Rest – try to get enough rest. If you wake in the night and are worried, avoid checking your phone, or other devices. Try to find something that can distract you, such as a good book, or some gentle music.

Eat well – try to ensure you look after yourself by eating healthily.

Be careful of alcohol intake – it can be tempting to up your intake of alcohol during times of anxiety or stress, but remember this can make things worse in the longer-term.

Reach out - please don’t suffer alone. Talk to friends or loved ones, or contact our wellbeing teams in Cornwall and in Exeter.

If you already have a pre-existing condition, it’s natural that things may feel harder for you right now. Do reach out to your wellbeing service, or your doctor, if you feel you need additional support.‌

Find out more

You can read more about our wellbeing services on our web pages:

Other helpful links:

Academic Studies

Don’t forget our Academic Welfare Advisors can help if you’re struggling with your academic studies. Details of your Cornwall team is here, or Devon team is here.

If you feel you won’t be able to complete an assignment on time, or need to defer an exam, you can apply for mitigation. We always advise talking to someone about this first, where possible. You can find out more on our web pages.

Helping others

Be a good listener – friends, loved ones or fellow students may be keen to talk about how they feel. If you can give them time to listen without increasing your own anxiety, that will help. When supporting a friend it’s important that you are also mindful of your own wellbeing.
See Student Minds' advice on support for a friend.

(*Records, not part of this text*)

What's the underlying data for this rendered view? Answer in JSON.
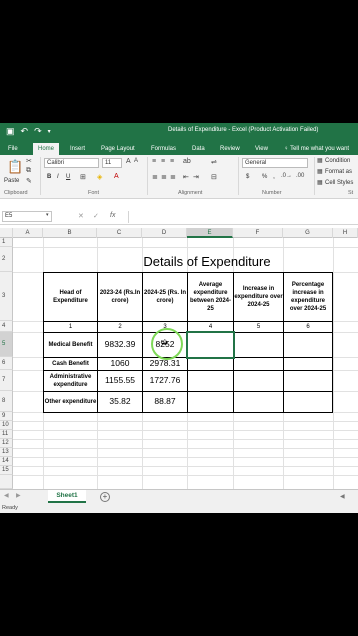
{
  "window": {
    "title": "Details of Expenditure - Excel (Product Activation Failed)"
  },
  "tabs": [
    "File",
    "Home",
    "Insert",
    "Page Layout",
    "Formulas",
    "Data",
    "Review",
    "View"
  ],
  "tell_me": "Tell me what you want",
  "ribbon": {
    "paste_label": "Paste",
    "font_name": "Calibri",
    "font_size": "11",
    "number_format": "General",
    "conditional_label": "Condition",
    "format_as_label": "Format as",
    "cell_styles_label": "Cell Styles",
    "groups": {
      "clipboard": "Clipboard",
      "font": "Font",
      "alignment": "Alignment",
      "number": "Number",
      "styles": "St"
    },
    "currency_symbol": "$",
    "percent_symbol": "%"
  },
  "formula_bar": {
    "name_box": "E5",
    "fx_label": "fx",
    "content": ""
  },
  "grid": {
    "columns": [
      "A",
      "B",
      "C",
      "D",
      "E",
      "F",
      "G",
      "H"
    ],
    "selected_column": "E",
    "rows": [
      "1",
      "2",
      "3",
      "4",
      "5",
      "6",
      "7",
      "8",
      "9",
      "10",
      "11",
      "12",
      "13",
      "14",
      "15"
    ],
    "selected_row": "5"
  },
  "sheet": {
    "title": "Details of Expenditure",
    "headers": [
      "Head of Expenditure",
      "2023-24 (Rs.In crore)",
      "2024-25 (Rs. In crore)",
      "Average expenditure between 2024-25",
      "Increase in expenditure over 2024-25",
      "Percentage increase in expenditure over 2024-25"
    ],
    "index_row": [
      "1",
      "2",
      "3",
      "4",
      "5",
      "6"
    ],
    "rows": [
      {
        "head": "Medical Benefit",
        "y2023": "9832.39",
        "y2024": "8252"
      },
      {
        "head": "Cash Benefit",
        "y2023": "1060",
        "y2024": "2978.31"
      },
      {
        "head": "Administrative expenditure",
        "y2023": "1155.55",
        "y2024": "1727.76"
      },
      {
        "head": "Other expenditure",
        "y2023": "35.82",
        "y2024": "88.87"
      }
    ]
  },
  "sheet_tabs": [
    "Sheet1"
  ],
  "status": "Ready",
  "colors": {
    "excel_green": "#217346",
    "highlight_ring": "#7ed957"
  }
}
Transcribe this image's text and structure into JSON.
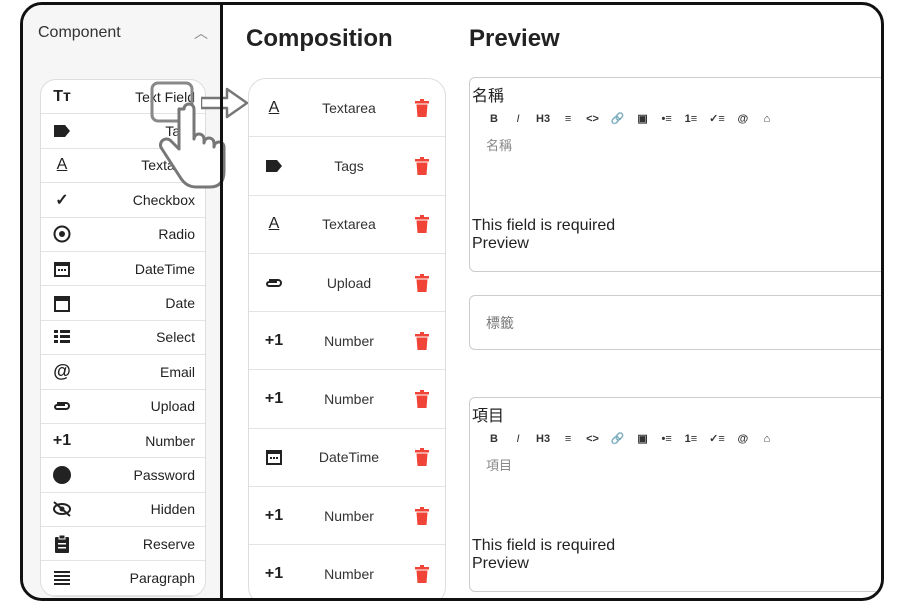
{
  "sidebar": {
    "title": "Component",
    "items": [
      {
        "label": "Text Field",
        "icon": "text-field-icon"
      },
      {
        "label": "Tags",
        "icon": "tag-icon"
      },
      {
        "label": "Textarea",
        "icon": "textarea-icon"
      },
      {
        "label": "Checkbox",
        "icon": "checkmark-icon"
      },
      {
        "label": "Radio",
        "icon": "radio-icon"
      },
      {
        "label": "DateTime",
        "icon": "calendar-clock-icon"
      },
      {
        "label": "Date",
        "icon": "calendar-icon"
      },
      {
        "label": "Select",
        "icon": "list-icon"
      },
      {
        "label": "Email",
        "icon": "at-sign-icon"
      },
      {
        "label": "Upload",
        "icon": "paperclip-icon"
      },
      {
        "label": "Number",
        "icon": "plus-one-icon"
      },
      {
        "label": "Password",
        "icon": "circle-icon"
      },
      {
        "label": "Hidden",
        "icon": "eye-off-icon"
      },
      {
        "label": "Reserve",
        "icon": "clipboard-icon"
      },
      {
        "label": "Paragraph",
        "icon": "paragraph-icon"
      }
    ]
  },
  "composition": {
    "title": "Composition",
    "items": [
      {
        "label": "Textarea",
        "icon": "textarea-icon"
      },
      {
        "label": "Tags",
        "icon": "tag-icon"
      },
      {
        "label": "Textarea",
        "icon": "textarea-icon"
      },
      {
        "label": "Upload",
        "icon": "paperclip-icon"
      },
      {
        "label": "Number",
        "icon": "plus-one-icon"
      },
      {
        "label": "Number",
        "icon": "plus-one-icon"
      },
      {
        "label": "DateTime",
        "icon": "calendar-clock-icon"
      },
      {
        "label": "Number",
        "icon": "plus-one-icon"
      },
      {
        "label": "Number",
        "icon": "plus-one-icon"
      }
    ]
  },
  "preview": {
    "title": "Preview",
    "block1": {
      "label": "名稱",
      "placeholder": "名稱",
      "error": "This field is required",
      "footer": "Preview"
    },
    "tags_placeholder": "標籤",
    "block2": {
      "label": "項目",
      "placeholder": "項目",
      "error": "This field is required",
      "footer": "Preview"
    },
    "toolbar": [
      "B",
      "I",
      "H3",
      "≡",
      "<>",
      "🔗",
      "▣",
      "•≡",
      "1≡",
      "✓≡",
      "@",
      "⌂"
    ]
  },
  "colors": {
    "accent_red": "#f04438",
    "frame": "#111111"
  }
}
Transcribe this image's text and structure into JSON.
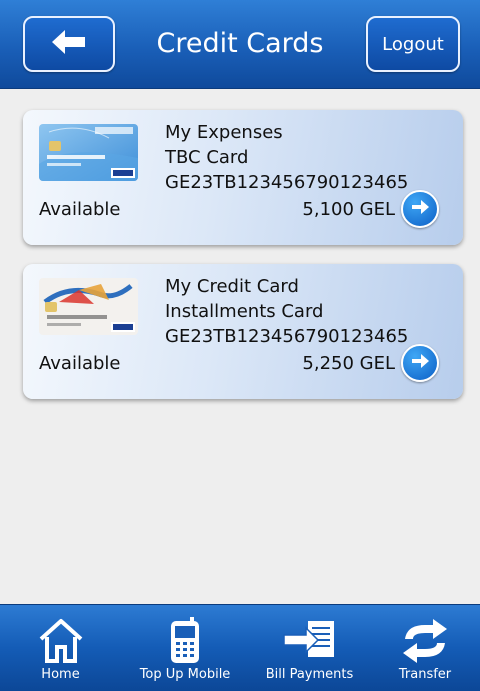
{
  "header": {
    "title": "Credit Cards",
    "logout_label": "Logout"
  },
  "cards": [
    {
      "name": "My Expenses",
      "type": "TBC Card",
      "account": "GE23TB123456790123465",
      "available_label": "Available",
      "amount": "5,100 GEL"
    },
    {
      "name": "My Credit Card",
      "type": "Installments Card",
      "account": "GE23TB123456790123465",
      "available_label": "Available",
      "amount": "5,250 GEL"
    }
  ],
  "tabbar": {
    "tabs": [
      {
        "label": "Home",
        "icon": "house-icon"
      },
      {
        "label": "Top Up Mobile",
        "icon": "mobile-phone-icon"
      },
      {
        "label": "Bill Payments",
        "icon": "bill-payment-icon"
      },
      {
        "label": "Transfer",
        "icon": "transfer-arrows-icon"
      }
    ]
  },
  "colors": {
    "header_blue": "#1a5fb8",
    "background": "#eeeeee",
    "card_gradient_end": "#b7cdec",
    "accent_button": "#0c5fc6"
  }
}
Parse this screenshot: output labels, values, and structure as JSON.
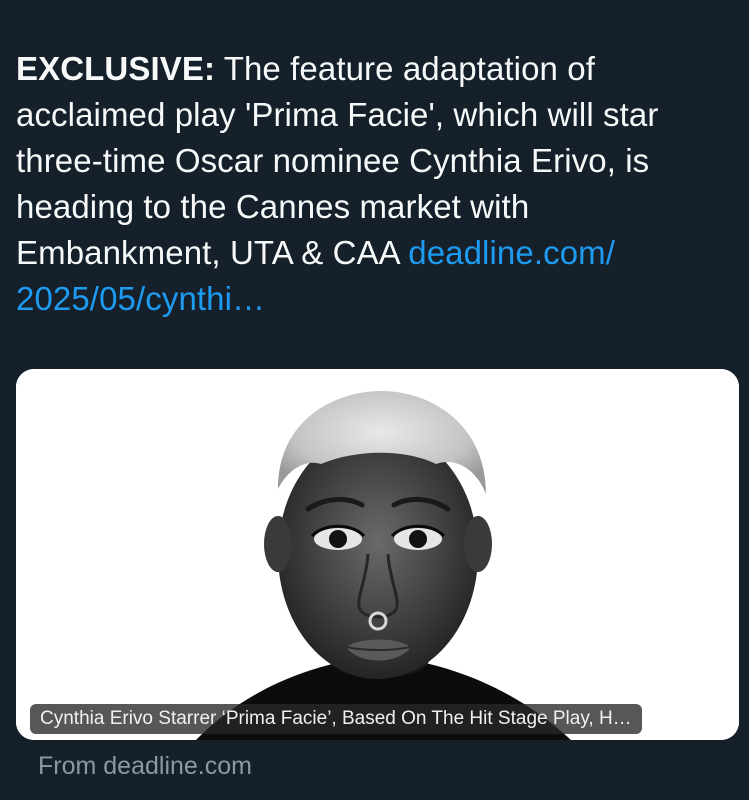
{
  "tweet": {
    "lead": "EXCLUSIVE:",
    "body": " The feature adaptation of acclaimed play 'Prima Facie', which will star three-time Oscar nominee Cynthia Erivo, is heading to the Cannes market with Embankment, UTA & CAA ",
    "link_line1": "deadline.com/",
    "link_line2": "2025/05/cynthi…"
  },
  "card": {
    "caption": "Cynthia Erivo Starrer ‘Prima Facie’, Based On The Hit Stage Play, H…",
    "image_subject": "black-and-white portrait of a woman with short platinum hair and a nose ring"
  },
  "source": {
    "label": "From deadline.com"
  },
  "colors": {
    "background": "#15202b",
    "text": "#f7f9f9",
    "link": "#1d9bf0",
    "muted": "#8b98a5"
  }
}
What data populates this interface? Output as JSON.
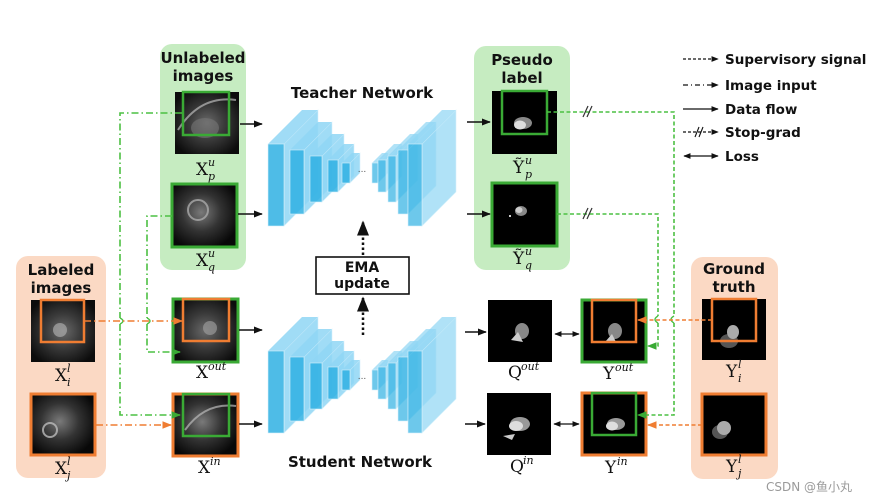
{
  "colors": {
    "green_panel": "#c6ecc1",
    "orange_panel": "#fbd9c4",
    "green": "#3aaa35",
    "green_line": "#4cc043",
    "orange": "#ef7d32",
    "block_light": "#8fd6f4",
    "block_dark": "#2fb0e3"
  },
  "panels": {
    "unlabeled": {
      "line1": "Unlabeled",
      "line2": "images"
    },
    "labeled": {
      "line1": "Labeled",
      "line2": "images"
    },
    "pseudo": {
      "line1": "Pseudo",
      "line2": "label"
    },
    "ground_truth": {
      "line1": "Ground",
      "line2": "truth"
    }
  },
  "networks": {
    "teacher": "Teacher Network",
    "student": "Student Network",
    "ellipsis": "...",
    "ema": {
      "line1": "EMA",
      "line2": "update"
    }
  },
  "images": {
    "xpu": {
      "base": "X",
      "sup": "u",
      "sub": "p"
    },
    "xqu": {
      "base": "X",
      "sup": "u",
      "sub": "q"
    },
    "xil": {
      "base": "X",
      "sup": "l",
      "sub": "i"
    },
    "xjl": {
      "base": "X",
      "sup": "l",
      "sub": "j"
    },
    "xout": {
      "base": "X",
      "sup": "out",
      "sub": ""
    },
    "xin": {
      "base": "X",
      "sup": "in",
      "sub": ""
    },
    "ypu": {
      "base": "Ỹ",
      "sup": "u",
      "sub": "p"
    },
    "yqu": {
      "base": "Ỹ",
      "sup": "u",
      "sub": "q"
    },
    "qout": {
      "base": "Q",
      "sup": "out",
      "sub": ""
    },
    "qin": {
      "base": "Q",
      "sup": "in",
      "sub": ""
    },
    "yout": {
      "base": "Y",
      "sup": "out",
      "sub": ""
    },
    "yin": {
      "base": "Y",
      "sup": "in",
      "sub": ""
    },
    "yil": {
      "base": "Y",
      "sup": "l",
      "sub": "i"
    },
    "yjl": {
      "base": "Y",
      "sup": "l",
      "sub": "j"
    }
  },
  "legend": [
    {
      "style": "dashed",
      "label": "Supervisory signal"
    },
    {
      "style": "dash-dot",
      "label": "Image input"
    },
    {
      "style": "solid",
      "label": "Data flow"
    },
    {
      "style": "stop-grad",
      "label": "Stop-grad"
    },
    {
      "style": "double-arrow",
      "label": "Loss"
    }
  ],
  "watermark": "CSDN @鱼小丸"
}
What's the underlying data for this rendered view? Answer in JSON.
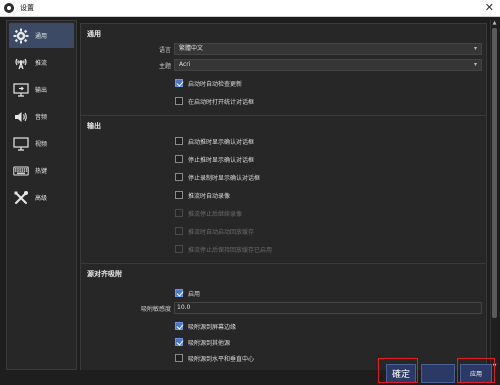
{
  "window": {
    "title": "设置",
    "close_glyph": "✕"
  },
  "sidebar": {
    "items": [
      {
        "label": "通用",
        "icon": "gear-icon",
        "active": true
      },
      {
        "label": "推流",
        "icon": "broadcast-icon",
        "active": false
      },
      {
        "label": "输出",
        "icon": "output-icon",
        "active": false
      },
      {
        "label": "音频",
        "icon": "speaker-icon",
        "active": false
      },
      {
        "label": "视频",
        "icon": "monitor-icon",
        "active": false
      },
      {
        "label": "热键",
        "icon": "keyboard-icon",
        "active": false
      },
      {
        "label": "高级",
        "icon": "tools-icon",
        "active": false
      }
    ]
  },
  "general": {
    "title": "通用",
    "language_label": "语言",
    "language_value": "繁體中文",
    "theme_label": "主题",
    "theme_value": "Acri",
    "check_updates": {
      "label": "启动时自动检查更新",
      "checked": true
    },
    "open_stats": {
      "label": "在启动时打开统计对话框",
      "checked": false
    }
  },
  "output": {
    "title": "输出",
    "options": [
      {
        "label": "启动推时显示确认对话框",
        "checked": false,
        "disabled": false
      },
      {
        "label": "停止推时显示确认对话框",
        "checked": false,
        "disabled": false
      },
      {
        "label": "停止录制时显示确认对话框",
        "checked": false,
        "disabled": false
      },
      {
        "label": "推流时自动录像",
        "checked": false,
        "disabled": false
      },
      {
        "label": "推流停止后继续录像",
        "checked": false,
        "disabled": true
      },
      {
        "label": "推流时自动启动回放缓存",
        "checked": false,
        "disabled": true
      },
      {
        "label": "推流停止后保持回放缓存已启用",
        "checked": false,
        "disabled": true
      }
    ]
  },
  "snapping": {
    "title": "源对齐吸附",
    "enable": {
      "label": "启用",
      "checked": true
    },
    "sensitivity_label": "吸附敏感度",
    "sensitivity_value": "10.0",
    "options": [
      {
        "label": "吸附源到屏幕边缘",
        "checked": true
      },
      {
        "label": "吸附源到其他源",
        "checked": true
      },
      {
        "label": "吸附源到水平和垂直中心",
        "checked": false
      }
    ]
  },
  "buttons": {
    "ok": "確定",
    "cancel": "",
    "apply": "应用"
  },
  "colors": {
    "accent": "#4a78c8",
    "highlight": "#e02020",
    "background": "#1e1e1e",
    "panel": "#272727"
  }
}
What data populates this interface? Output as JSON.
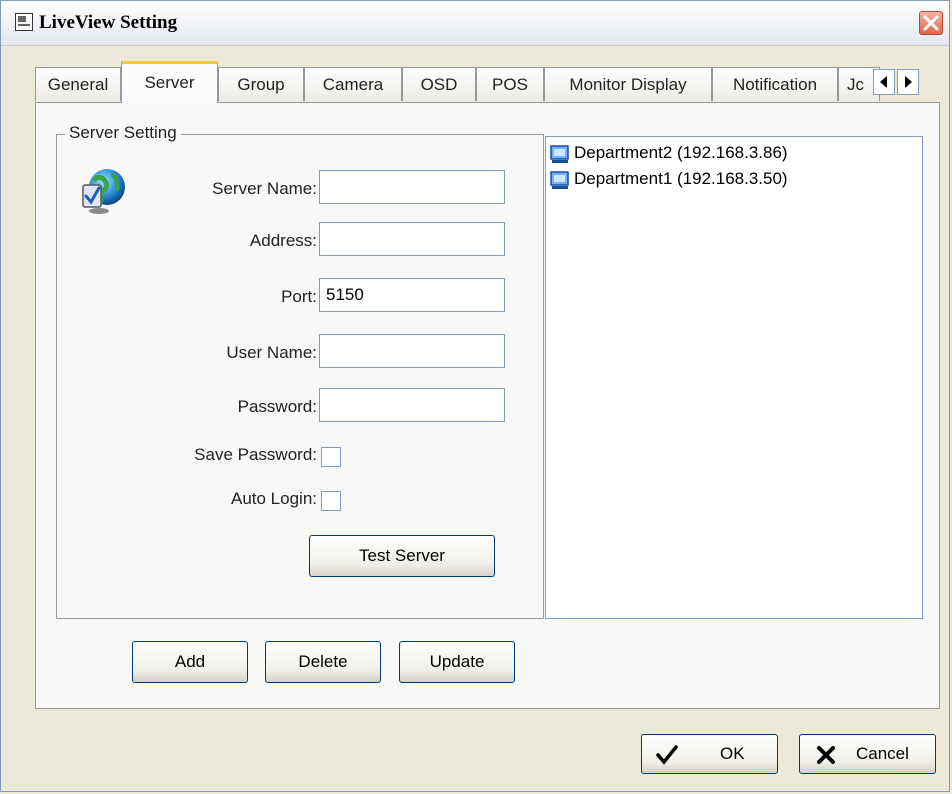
{
  "window": {
    "title": "LiveView Setting"
  },
  "tabs": [
    {
      "label": "General"
    },
    {
      "label": "Server"
    },
    {
      "label": "Group"
    },
    {
      "label": "Camera"
    },
    {
      "label": "OSD"
    },
    {
      "label": "POS"
    },
    {
      "label": "Monitor Display"
    },
    {
      "label": "Notification"
    },
    {
      "label": "Jc"
    }
  ],
  "active_tab": "Server",
  "server_setting": {
    "legend": "Server Setting",
    "server_name_label": "Server Name:",
    "server_name_value": "",
    "address_label": "Address:",
    "address_value": "",
    "port_label": "Port:",
    "port_value": "5150",
    "user_name_label": "User Name:",
    "user_name_value": "",
    "password_label": "Password:",
    "password_value": "",
    "save_password_label": "Save Password:",
    "save_password_checked": false,
    "auto_login_label": "Auto Login:",
    "auto_login_checked": false,
    "test_server_label": "Test Server"
  },
  "server_list": [
    {
      "label": "Department2 (192.168.3.86)"
    },
    {
      "label": "Department1 (192.168.3.50)"
    }
  ],
  "actions": {
    "add_label": "Add",
    "delete_label": "Delete",
    "update_label": "Update"
  },
  "footer": {
    "ok_label": "OK",
    "cancel_label": "Cancel"
  },
  "icons": {
    "title": "settings-window-icon",
    "close": "close-icon",
    "server": "globe-check-icon",
    "list_item": "computer-icon",
    "ok": "checkmark-icon",
    "cancel": "x-icon",
    "tab_left": "arrow-left-icon",
    "tab_right": "arrow-right-icon"
  },
  "colors": {
    "accent_tab": "#ffc83c",
    "close_button": "#e0654d",
    "window_bg": "#ece9d8",
    "panel_bg": "#f8f8f6"
  }
}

If you are worried about someone – Don’t feel you have to carry it all on your own, encourage them to contact their wellbeing team in Cornwall or in Devon.

How to help children – our natural instinct is to protect children and so it can be hard to know how to approach a conversation, or answer their questions about what’s happening in the world. Charity Unicef has produced an online guide, with suggestions on how best to approach it.

There is more information and advice for those students who are affected by the situation in Ukraine here on our website.

There is support for students affected by recent events in Israel, Palestine and the Middle East on this webpage.